A suicide bomber has blown himself up in the northern Malian city of Timbuktu, raising fears of a new wave of violence as the European Union launches an ambitious new programme to overhaul Mali’s ragtag army.
An army officer said a Malian soldier had been wounded in the attack on Saturday at an army barricade in Timbuktu, the fabled city’s second in nine days.
“A jihadist suicide bomber detonated his explosive belt after trying unsuccessfully to force his way through the barricade at the west entrance to Timbuktu, which was guarded by Malian soldiers,” the officer told the AFP news agency by phone.
Earlier Saturday, a land mine explosion killed two Malian soldiers in the country’s Gao region, to the east of Timbuktu, the defence ministry said. No group has yet claimed responsibility for the attacks.
As France prepares to withdraw its 4,000 troops, the first of four Malian battalions will begin training with European instructors on April 2 as part of a wider effort to bring the army up to scratch as quickly as possible.
“Objectively, it must be entirely rebuilt,” said French general Francois Lecointre, who heads the European Union training mission in Mali.
Underpaid, ill-equipped and riven by divisions, Mali’s armed forces fell apart last year when well-armed militants seized the country’s vast northern reaches. Today no one knows exactly how many soldiers are left, probably around 6,000 – about half of which will train with the EU mission over the next year.
Class is at a dusty green-shuttered military academy 60km from the capital, Bamako, its grounds now packed with rows of EU-supplied troop transport vehicles, a field hospital, tents, and trunk-loads of equipment.
After 10 weeks of training, the first 670 Malians are expected to be ready for combat and deployed to northern Mali, where French and Chadian troops are still on the lookout for pockets of fighters.
The French are to hand over to an African force of 6,300, likely to come under a UN mandate in the coming weeks. But UN leader Ban Ki-Moon said last week that up to 11,200 troops were needed as well as a second “parallel” force.
All of these troops will confront a mounting series of attacks claimed by insurgents since France launched its military intervention against al-Qaeda-linked groups that had seized the north of the country.

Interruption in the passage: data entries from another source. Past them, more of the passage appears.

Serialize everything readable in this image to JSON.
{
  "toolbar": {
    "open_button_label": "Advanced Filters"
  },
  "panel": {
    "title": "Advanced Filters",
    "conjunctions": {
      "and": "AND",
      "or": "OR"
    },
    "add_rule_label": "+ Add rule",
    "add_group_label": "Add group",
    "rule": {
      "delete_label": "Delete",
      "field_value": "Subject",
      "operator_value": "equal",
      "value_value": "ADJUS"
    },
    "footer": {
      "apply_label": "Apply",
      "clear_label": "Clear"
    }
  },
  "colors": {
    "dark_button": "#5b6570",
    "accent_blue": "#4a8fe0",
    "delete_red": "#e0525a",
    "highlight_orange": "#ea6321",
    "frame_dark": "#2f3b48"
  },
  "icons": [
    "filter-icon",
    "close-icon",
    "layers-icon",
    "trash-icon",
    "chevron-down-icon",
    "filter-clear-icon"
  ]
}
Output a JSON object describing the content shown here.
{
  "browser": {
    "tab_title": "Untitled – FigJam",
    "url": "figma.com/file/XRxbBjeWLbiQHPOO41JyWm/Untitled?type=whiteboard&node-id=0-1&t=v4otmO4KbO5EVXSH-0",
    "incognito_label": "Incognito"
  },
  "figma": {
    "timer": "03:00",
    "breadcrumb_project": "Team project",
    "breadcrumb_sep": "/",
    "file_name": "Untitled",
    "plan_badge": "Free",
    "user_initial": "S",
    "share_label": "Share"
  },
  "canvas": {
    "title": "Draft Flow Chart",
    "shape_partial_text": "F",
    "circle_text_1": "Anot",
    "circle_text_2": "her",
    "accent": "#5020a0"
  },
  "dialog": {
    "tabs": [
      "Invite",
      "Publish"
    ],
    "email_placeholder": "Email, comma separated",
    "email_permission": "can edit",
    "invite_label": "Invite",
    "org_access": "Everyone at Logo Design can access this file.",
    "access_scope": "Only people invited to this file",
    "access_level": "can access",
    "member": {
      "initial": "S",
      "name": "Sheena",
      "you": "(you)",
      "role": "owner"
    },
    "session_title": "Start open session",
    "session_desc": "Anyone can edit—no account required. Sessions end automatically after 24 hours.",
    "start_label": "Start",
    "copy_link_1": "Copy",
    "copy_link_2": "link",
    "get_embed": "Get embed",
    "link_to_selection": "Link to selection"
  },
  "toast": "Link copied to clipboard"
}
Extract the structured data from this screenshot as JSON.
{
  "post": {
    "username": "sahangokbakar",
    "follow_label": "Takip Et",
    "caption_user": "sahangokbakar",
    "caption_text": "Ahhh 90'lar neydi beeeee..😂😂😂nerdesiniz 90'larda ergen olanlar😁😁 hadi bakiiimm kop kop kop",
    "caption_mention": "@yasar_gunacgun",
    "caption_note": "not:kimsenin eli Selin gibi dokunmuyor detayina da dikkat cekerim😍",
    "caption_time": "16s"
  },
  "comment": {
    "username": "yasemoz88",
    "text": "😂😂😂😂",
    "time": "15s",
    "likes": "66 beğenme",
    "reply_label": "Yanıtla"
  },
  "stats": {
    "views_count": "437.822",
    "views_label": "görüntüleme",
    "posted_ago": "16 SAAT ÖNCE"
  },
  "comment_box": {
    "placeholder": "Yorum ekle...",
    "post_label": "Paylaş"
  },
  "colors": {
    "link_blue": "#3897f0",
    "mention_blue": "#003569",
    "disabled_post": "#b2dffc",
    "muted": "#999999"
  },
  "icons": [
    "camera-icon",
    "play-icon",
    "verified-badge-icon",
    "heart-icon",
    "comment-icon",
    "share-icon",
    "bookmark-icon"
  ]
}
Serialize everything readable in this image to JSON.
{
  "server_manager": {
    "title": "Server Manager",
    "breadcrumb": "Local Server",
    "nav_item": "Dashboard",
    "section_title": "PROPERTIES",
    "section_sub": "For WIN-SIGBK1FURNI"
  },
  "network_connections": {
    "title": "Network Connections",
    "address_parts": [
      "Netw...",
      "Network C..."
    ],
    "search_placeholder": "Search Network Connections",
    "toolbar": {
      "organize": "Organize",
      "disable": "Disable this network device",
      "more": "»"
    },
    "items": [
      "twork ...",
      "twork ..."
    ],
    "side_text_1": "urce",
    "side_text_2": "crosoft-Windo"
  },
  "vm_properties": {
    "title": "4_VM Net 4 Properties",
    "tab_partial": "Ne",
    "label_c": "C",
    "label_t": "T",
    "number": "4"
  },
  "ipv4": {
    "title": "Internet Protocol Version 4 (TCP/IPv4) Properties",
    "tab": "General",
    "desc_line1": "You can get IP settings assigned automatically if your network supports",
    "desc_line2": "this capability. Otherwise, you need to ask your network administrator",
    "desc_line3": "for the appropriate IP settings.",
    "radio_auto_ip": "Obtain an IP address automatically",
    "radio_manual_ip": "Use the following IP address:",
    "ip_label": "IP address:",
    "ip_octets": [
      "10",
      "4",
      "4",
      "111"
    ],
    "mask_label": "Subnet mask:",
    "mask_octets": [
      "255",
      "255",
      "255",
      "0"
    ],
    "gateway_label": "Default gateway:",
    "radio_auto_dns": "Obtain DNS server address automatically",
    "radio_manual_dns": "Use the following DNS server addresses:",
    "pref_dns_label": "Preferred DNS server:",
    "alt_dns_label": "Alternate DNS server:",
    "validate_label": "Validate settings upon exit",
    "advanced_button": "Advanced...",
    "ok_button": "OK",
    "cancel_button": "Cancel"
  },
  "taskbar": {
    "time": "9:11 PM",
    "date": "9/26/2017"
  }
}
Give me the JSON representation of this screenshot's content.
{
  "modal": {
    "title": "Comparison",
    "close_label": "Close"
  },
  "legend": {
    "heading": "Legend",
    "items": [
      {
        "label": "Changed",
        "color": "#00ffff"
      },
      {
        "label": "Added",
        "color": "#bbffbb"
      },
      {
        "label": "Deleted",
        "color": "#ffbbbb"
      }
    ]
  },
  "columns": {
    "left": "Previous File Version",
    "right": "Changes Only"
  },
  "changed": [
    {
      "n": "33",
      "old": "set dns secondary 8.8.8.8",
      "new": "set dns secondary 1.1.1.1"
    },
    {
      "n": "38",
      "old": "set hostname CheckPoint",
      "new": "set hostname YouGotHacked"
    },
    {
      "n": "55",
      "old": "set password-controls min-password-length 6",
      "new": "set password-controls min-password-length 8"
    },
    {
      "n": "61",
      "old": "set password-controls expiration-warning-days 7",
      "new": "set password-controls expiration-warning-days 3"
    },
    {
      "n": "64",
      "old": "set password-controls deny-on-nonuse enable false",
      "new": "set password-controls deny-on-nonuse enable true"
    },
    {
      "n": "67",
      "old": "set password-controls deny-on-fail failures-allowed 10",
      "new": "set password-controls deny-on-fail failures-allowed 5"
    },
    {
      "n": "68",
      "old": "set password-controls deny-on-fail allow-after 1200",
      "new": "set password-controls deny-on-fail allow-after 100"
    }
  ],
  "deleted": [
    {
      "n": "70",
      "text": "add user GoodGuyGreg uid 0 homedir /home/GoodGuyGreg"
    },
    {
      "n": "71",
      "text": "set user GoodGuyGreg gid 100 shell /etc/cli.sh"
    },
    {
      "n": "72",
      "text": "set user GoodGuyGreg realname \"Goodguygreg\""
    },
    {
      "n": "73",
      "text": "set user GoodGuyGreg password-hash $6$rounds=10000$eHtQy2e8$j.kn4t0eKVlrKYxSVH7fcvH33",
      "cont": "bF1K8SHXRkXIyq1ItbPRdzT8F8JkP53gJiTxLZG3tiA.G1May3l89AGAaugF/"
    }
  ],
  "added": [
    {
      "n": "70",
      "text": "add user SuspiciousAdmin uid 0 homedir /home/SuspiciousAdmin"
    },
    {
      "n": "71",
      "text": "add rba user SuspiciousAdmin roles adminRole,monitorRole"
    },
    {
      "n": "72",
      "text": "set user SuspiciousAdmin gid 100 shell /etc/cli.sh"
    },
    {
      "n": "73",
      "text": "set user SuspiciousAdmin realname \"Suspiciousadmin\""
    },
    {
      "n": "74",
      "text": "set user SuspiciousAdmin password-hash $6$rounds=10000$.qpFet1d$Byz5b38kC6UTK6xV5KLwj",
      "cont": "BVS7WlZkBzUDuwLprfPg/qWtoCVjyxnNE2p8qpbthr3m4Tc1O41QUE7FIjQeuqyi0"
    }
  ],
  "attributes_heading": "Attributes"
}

The French-led operation, which began on January 11, forced the militants from cities they had seized for 10 months in the chaotic aftermath of a March 2012 military coup. But French and African forces have faced continuing suicide blasts and guerrilla attacks in reclaimed territory.
On March 21, a suicide bomber blew up a car near the Timbuktu airport, launching an overnight assault on the city. The blast killed one Malian soldier. Around 10 militants were killed in the ensuing battle with French and Malian forces, a French army spokesman said.
The attack was claimed by the Movement for Oneness and Jihad in West Africa (MUJAO), one of three rebel groups that had seized the north.
MUJAO said it had “opened a new front in Timbuktu”, which had not come under attack since French-led forces entered the city on January 28 – unlike Gao, the largest city in the north, which has been hit by a string of suicide bombings and guerrilla attacks claimed by MUJAO.